Make work that represents the type of work you want to do

started making more illustration work (prison education thing) 4 hour spot illustrations for the guardian Used to go around and find out who the art directors at the newspapers are, get their email and send them work

Be engaged and get involved

Important to go out and try things eg make products, worst case scenarion you're gonna meet some good people you never know where things are gonna go etc


Started out as just college friends showing each other their work, referring comissions and stuff

figure out what you want and the steps needed to het there. This involves reseatch and asking wuestions poliyely

Learn to write a decent email

How we got to now production shot did a unpaid trip drawiing sort of thing, turned into a nobrow book when he got back kept working with them after

try try again

pitches don't always work out

Classic Matt leading question: Should illustrators do animation or should they absolutely do animation?

Either make animation work, or at least have an understanding of how your work might move Look at different types of animation, see what suits your work. Also good to show other people's work for pitches so you don't have to make a whole animation for nothing.

How we got to now production shot

How we got to now

BBC wanted a draw on a whiteboard thing, thought about doing collages insetad Motion tests, how would it work together with footage of a presenter (all this work happens before the first meeting). About an hour of animation in total. Got an emmy for it!

Again if you want to do stuff like fancy 3d pipes in space, composite footage of a notebook etc just get someone else in to do it.

Do things well and everything might leads to something else People who work with you on one job will move around to different jobs, they might give you work there

Map of hell production Shot

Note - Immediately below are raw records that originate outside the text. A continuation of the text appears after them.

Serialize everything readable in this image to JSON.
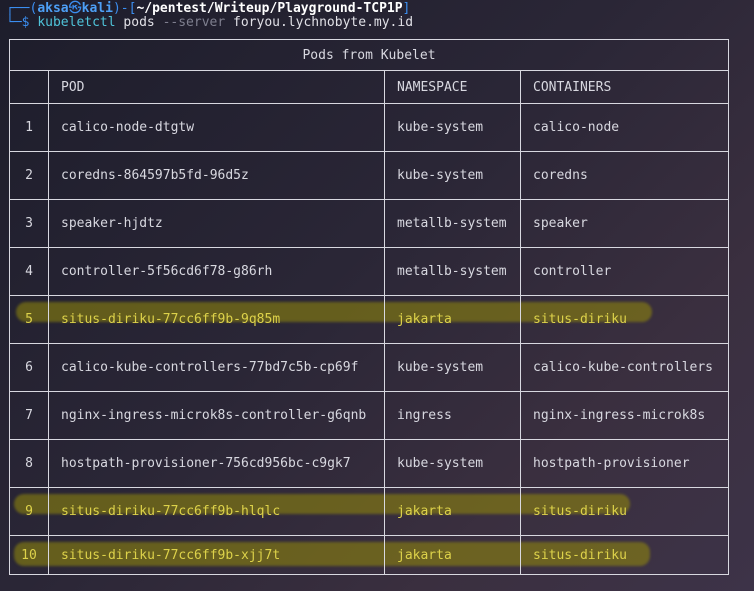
{
  "prompt": {
    "corner_top": "┌──(",
    "user": "aksa",
    "at_icon": "㉿",
    "host": "kali",
    "mid": ")-[",
    "path": "~/pentest/Writeup/Playground-TCP1P",
    "end": "]",
    "corner_bottom": "└─",
    "dollar": "$ ",
    "command": "kubeletctl",
    "subcommand": " pods ",
    "flag": "--server",
    "argument": " foryou.lychnobyte.my.id"
  },
  "table": {
    "title": "Pods from Kubelet",
    "headers": {
      "index": "",
      "pod": "POD",
      "namespace": "NAMESPACE",
      "containers": "CONTAINERS"
    },
    "rows": [
      {
        "index": "1",
        "pod": "calico-node-dtgtw",
        "namespace": "kube-system",
        "containers": "calico-node"
      },
      {
        "index": "2",
        "pod": "coredns-864597b5fd-96d5z",
        "namespace": "kube-system",
        "containers": "coredns"
      },
      {
        "index": "3",
        "pod": "speaker-hjdtz",
        "namespace": "metallb-system",
        "containers": "speaker"
      },
      {
        "index": "4",
        "pod": "controller-5f56cd6f78-g86rh",
        "namespace": "metallb-system",
        "containers": "controller"
      },
      {
        "index": "5",
        "pod": "situs-diriku-77cc6ff9b-9q85m",
        "namespace": "jakarta",
        "containers": "situs-diriku"
      },
      {
        "index": "6",
        "pod": "calico-kube-controllers-77bd7c5b-cp69f",
        "namespace": "kube-system",
        "containers": "calico-kube-controllers"
      },
      {
        "index": "7",
        "pod": "nginx-ingress-microk8s-controller-g6qnb",
        "namespace": "ingress",
        "containers": "nginx-ingress-microk8s"
      },
      {
        "index": "8",
        "pod": "hostpath-provisioner-756cd956bc-c9gk7",
        "namespace": "kube-system",
        "containers": "hostpath-provisioner"
      },
      {
        "index": "9",
        "pod": "situs-diriku-77cc6ff9b-hlqlc",
        "namespace": "jakarta",
        "containers": "situs-diriku"
      },
      {
        "index": "10",
        "pod": "situs-diriku-77cc6ff9b-xjj7t",
        "namespace": "jakarta",
        "containers": "situs-diriku"
      }
    ]
  },
  "colors": {
    "prompt_blue": "#3b8ef0",
    "command_cyan": "#4fc3d9",
    "highlight_text": "#ddd24a",
    "highlight_marker": "#968c0a"
  }
}
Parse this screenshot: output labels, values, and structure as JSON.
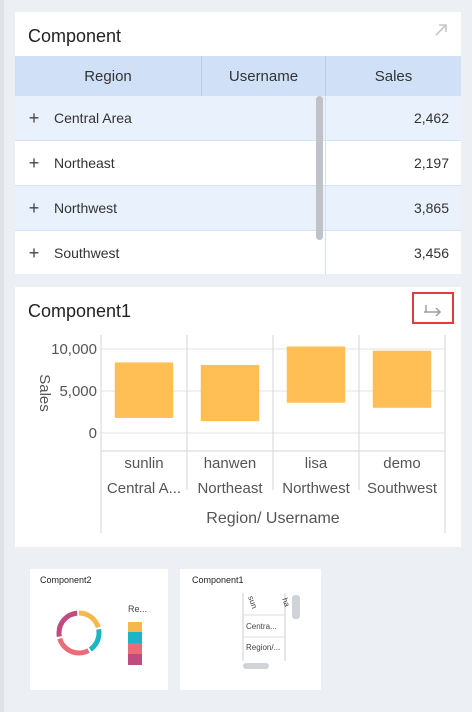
{
  "table_card": {
    "title": "Component",
    "columns": [
      "Region",
      "Username",
      "Sales"
    ],
    "rows": [
      {
        "region": "Central Area",
        "username": "",
        "sales": "2,462"
      },
      {
        "region": "Northeast",
        "username": "",
        "sales": "2,197"
      },
      {
        "region": "Northwest",
        "username": "",
        "sales": "3,865"
      },
      {
        "region": "Southwest",
        "username": "",
        "sales": "3,456"
      }
    ],
    "expand_glyph": "+",
    "open_icon": "open-in-new-icon"
  },
  "chart_card": {
    "title": "Component1",
    "share_icon": "switch-chart-icon",
    "highlight_color": "#e03b3b"
  },
  "chart_data": {
    "type": "bar",
    "subtype": "floating-range",
    "categories": [
      {
        "username": "sunlin",
        "region": "Central A..."
      },
      {
        "username": "hanwen",
        "region": "Northeast"
      },
      {
        "username": "lisa",
        "region": "Northwest"
      },
      {
        "username": "demo",
        "region": "Southwest"
      }
    ],
    "ranges": [
      [
        1800,
        8400
      ],
      [
        1400,
        8100
      ],
      [
        3600,
        10300
      ],
      [
        3000,
        9800
      ]
    ],
    "yticks": [
      "10,000",
      "5,000",
      "0"
    ],
    "ytick_values": [
      10000,
      5000,
      0
    ],
    "ylabel": "Sales",
    "xlabel": "Region/ Username",
    "ylim": [
      0,
      10000
    ],
    "color": "#ffbf55",
    "grid": true
  },
  "thumbnails": [
    {
      "title": "Component2",
      "kind": "donut",
      "legend_label": "Re...",
      "colors": [
        "#f7b84b",
        "#1cb5c4",
        "#ea6b79",
        "#c04b7e"
      ]
    },
    {
      "title": "Component1",
      "kind": "table",
      "labels": [
        "sun",
        "ha",
        "Centra...",
        "Region/..."
      ]
    }
  ]
}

Map of hell Director who did the BBC show referred a National Geogrpahic job on Dante's Hell (with Danny Trejo narrating for some reason)

Filmed dancers in a greenscreen studio, collaged that together with stock footage Even when you're established you will still sit and watch tutorials at night

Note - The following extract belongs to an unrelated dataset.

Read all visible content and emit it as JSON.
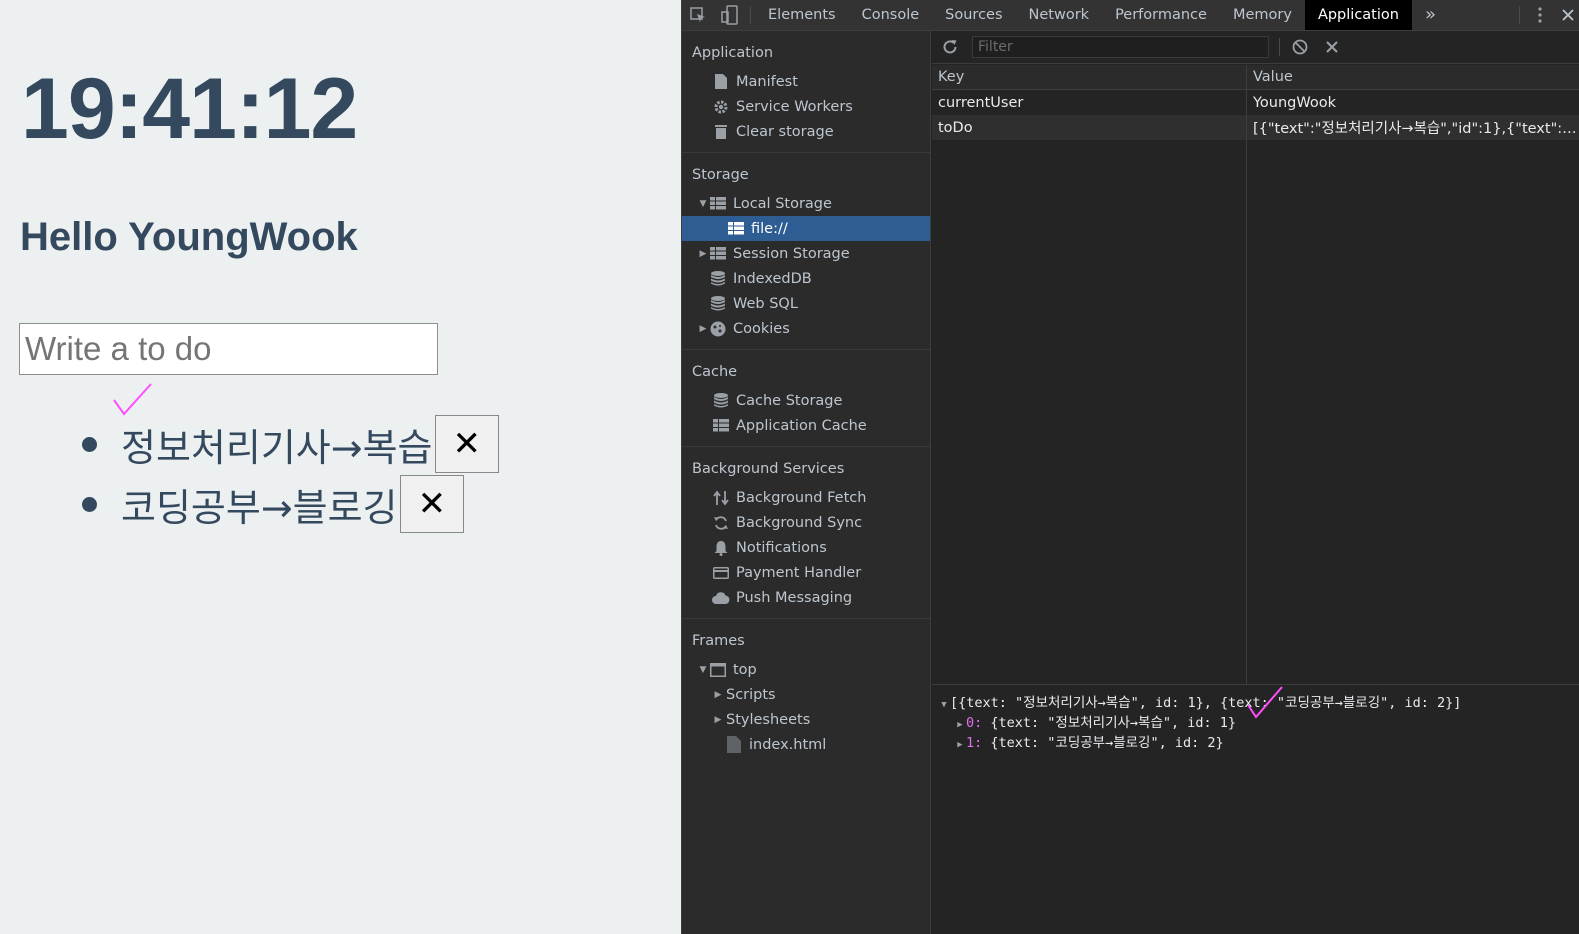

Keep learning

Stay relevant and all that doesn't have to mean just new technology, eg. he's doing textile stuff

Got a chance to do a japan trip to show the textile stuff

On getting your work seen: Unless you're doing printmaking just make a website, also be a decent person. If you're going to be on social media then know what you're doing, use it to then meet people who can actually get you work. Different industries will care more or less about how many instagram followers you have. Don't spend too much time looking at It's Nice That

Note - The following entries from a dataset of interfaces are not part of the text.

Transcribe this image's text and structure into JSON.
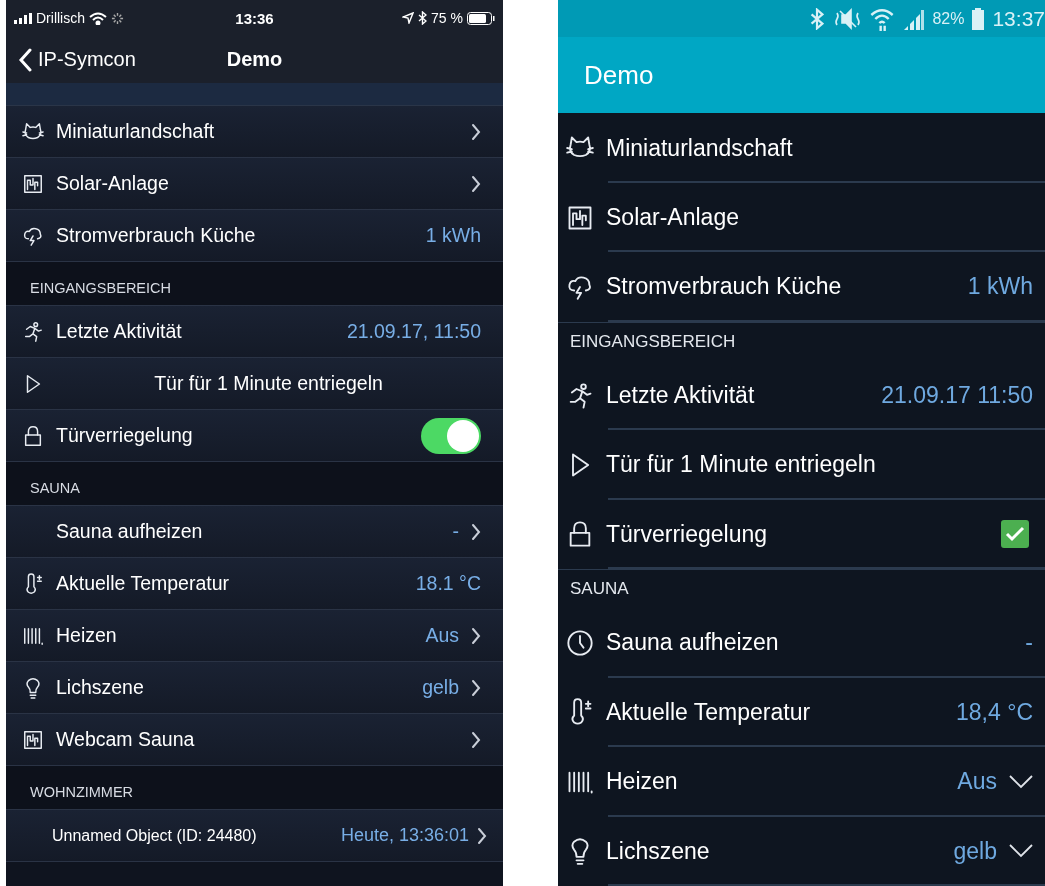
{
  "ios": {
    "status_bar": {
      "carrier": "Drillisch",
      "time": "13:36",
      "battery": "75 %"
    },
    "nav": {
      "back": "IP-Symcon",
      "title": "Demo"
    },
    "items": [
      {
        "kind": "link",
        "label": "Miniaturlandschaft"
      },
      {
        "kind": "link",
        "label": "Solar-Anlage"
      },
      {
        "kind": "value",
        "label": "Stromverbrauch Küche",
        "value": "1 kWh"
      },
      {
        "kind": "header",
        "label": "EINGANGSBEREICH"
      },
      {
        "kind": "value",
        "label": "Letzte Aktivität",
        "value": "21.09.17, 11:50"
      },
      {
        "kind": "button",
        "label": "Tür für 1 Minute entriegeln"
      },
      {
        "kind": "toggle",
        "label": "Türverriegelung",
        "on": true
      },
      {
        "kind": "header",
        "label": "SAUNA"
      },
      {
        "kind": "link",
        "label": "Sauna aufheizen",
        "value": "-"
      },
      {
        "kind": "value",
        "label": "Aktuelle Temperatur",
        "value": "18.1 °C"
      },
      {
        "kind": "link",
        "label": "Heizen",
        "value": "Aus"
      },
      {
        "kind": "link",
        "label": "Lichszene",
        "value": "gelb"
      },
      {
        "kind": "link",
        "label": "Webcam Sauna"
      },
      {
        "kind": "header",
        "label": "WOHNZIMMER"
      },
      {
        "kind": "link",
        "label": "Unnamed Object (ID: 24480)",
        "value": "Heute, 13:36:01"
      }
    ]
  },
  "android": {
    "status_bar": {
      "battery": "82%",
      "time": "13:37"
    },
    "app_bar": {
      "title": "Demo"
    },
    "items": [
      {
        "kind": "plain",
        "label": "Miniaturlandschaft"
      },
      {
        "kind": "plain",
        "label": "Solar-Anlage"
      },
      {
        "kind": "value",
        "label": "Stromverbrauch Küche",
        "value": "1 kWh"
      },
      {
        "kind": "header",
        "label": "EINGANGSBEREICH"
      },
      {
        "kind": "value",
        "label": "Letzte Aktivität",
        "value": "21.09.17 11:50"
      },
      {
        "kind": "plain",
        "label": "Tür für 1 Minute entriegeln"
      },
      {
        "kind": "checkbox",
        "label": "Türverriegelung",
        "checked": true
      },
      {
        "kind": "header",
        "label": "SAUNA"
      },
      {
        "kind": "value",
        "label": "Sauna aufheizen",
        "value": "-"
      },
      {
        "kind": "value",
        "label": "Aktuelle Temperatur",
        "value": "18,4 °C"
      },
      {
        "kind": "select",
        "label": "Heizen",
        "value": "Aus"
      },
      {
        "kind": "select",
        "label": "Lichszene",
        "value": "gelb"
      }
    ]
  }
}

Good to be reflecting, think about what you want to be doing Say you want to make a feature film, figure out what the first step in that process would be. Maybe make a short film first etc.

Cons of having an agent: They take your money If you're doing editorial work you have to make a lot of it to be sustainable, becomes harder when you loose a cut Also might not get you enough diverse work or stuff you're interested in working on

Pros are they get you good rates, work you wouldn't find yourself. Probs smart to get an agent in a country where you can't get to and meet people

Also smart to try things on your own first, so when you do start talking to an agent you have some background knowledge, and you can show that there's already a market for your work.